This blog posting was submitted by Selene Castillo, Natural Resources Analyst at the World Bank.
Forest carbon markets – and broadly, markets for ecosystem services – are still in nascent stages. As in all markets, information is fundamental to establish the market and attract buyers and sellers. PROFOR has been supporting Forest Trends’ Ecosystem Marketplace initiative to generate this critical information on environmental markets. Ecosystem Marketplace’s publicly available information sources include annual reports on carbon, watershed payments and biodiversity, quantitative carbon and water market tracking, and roundtable coordination and communication designed for different forest sector stakeholders – including offset project developers, offset investors, government officials, NGOs, and civil society.
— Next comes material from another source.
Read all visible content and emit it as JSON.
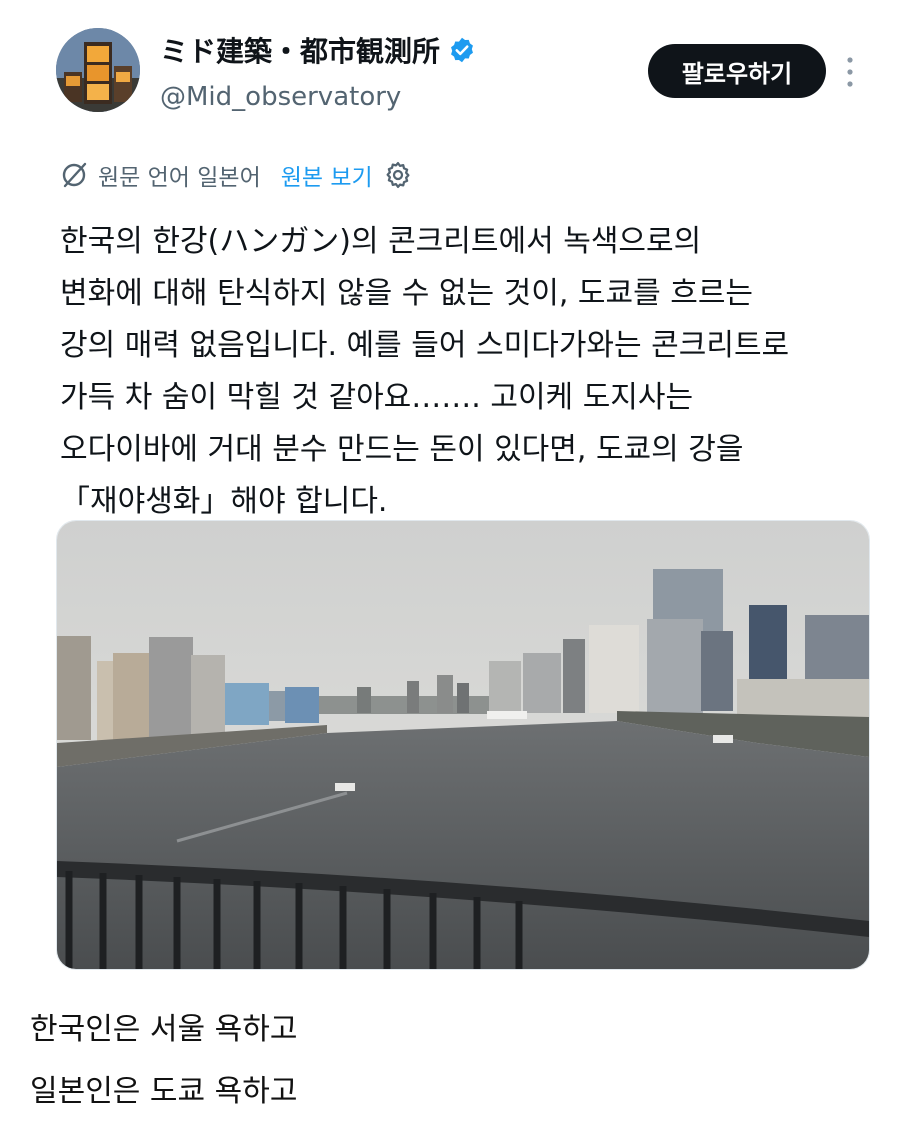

Through this partnership with Forest Trends, PROFOR is able to make reliable knowledge on carbon and watershed markets publicly accessible, help build confidence in these markets, and spur investment.
As a loyal follower of Ecosystem Marketplace’s work for some years now, I am thrilled to see how this initiative is building momentum and interest in environmental markets – in particular through their annual voluntary carbon and forest carbon market reports, which will be the focus of this piece. For these reports, Ecosystem Marketplace distributes surveys globally to offset buyers, sellers, brokers, or other type of market actor. These surveys feed the annual reports.
Figure 1 does a good job of summarizing the scope of this work through several metrics. First, we have the survey response rates of countries/regions – of which the US has the lead, followed by Europe and Latin America. The market shares of these regions follow the same pattern. What’s most interesting to note though is the market share of respondents by profit status (ie private, public or NGO sector). In most regions – with the conspicuous exception of Asia – respondents are from the for-profit/private sector. This serves as a positive signal from the sector of their interest in obtaining insights on how the market (with its respective breakdowns) is doing in terms of trends, prices, volume, etc. and their simultaneous acknowledgement that in order to obtain this information, they too need to do their part in providing information.
So, exactly what “information” are we talking about and what picture has it painted thus far? For an easier digestion of this information, I’m going to zoom in on Ecosystem Marketplace’s 2013 State of the Forest Carbon Market report. Basically, this annual report gives us a rundown of the who, what, where, and a bit of the why too. - Who is investing in forest carbon projects? By and large, the private sector held the largest market share, covering 70% (roughly 19.7 MtCO2e) of the global market volume reported (roughly 28 MtCO2e) – with EU-based corporations being the largest source of demand for forestry offsets within that group. The public sector may have made a smaller splash than in previous years given that tCERs (temporary Certified Emissions Reductions) are in declining demand, and fewer offsets were sold into British Columbia’s Carbon Neutral Government program. - What type of projects are they investing in? The report captures information on agriculture, forestry, and other land-use (AFOLU) related projects. Globally, reducing emissions from deforestation and forest degradation (REDD+) and afforestation/reforestation projects raked in the highest volumes of carbon. Regionally, project types varied in popularity, as is seen in Figure 2.
Where are these projects and investors (ie supply and demand) located?
Figure 2 also shows that projects based in North America provided the greatest volume of offsets transacted (6.7 MtCO2e), followed closely by Latin America and Oceania with 6.2 MtCO2e each.
- Why are people investing in forest carbon projects?
Broadly, buyers purchased offsets for voluntary and pre-compliance purposes. The majority of these buyers (71%) were voluntary buyers, fulfilling corporate social responsibility, demonstrating climate leadership, acting on their climate-driven mission, and engaging in public relations/branding.
All in all, market value for AFOLU offsets was able to stay relatively close to the prior year’s value, reaching $216 million.
So, what does this mean in the grand scheme of climate and forest finance? Clearly, there is recognition on behalf of businesses that forests are, and will continue being, a critical defense against the environmental and economic challenges brought by climate change. There are great strides being taken by the private sector in particular to provide support for offset projects; however, financing to continue managing, conserving, and expanding forested lands is far from comprehensive. This report covers 26.5 million forested hectares; according to the Food and Agriculture Organization (FAO), roughly 13 million hectares of forest were converted to other uses or lost naturally annually from 2000-2010. As we continue looking for ways to different approaches to prevent the destruction of our forests, it will be equally important to continue refining t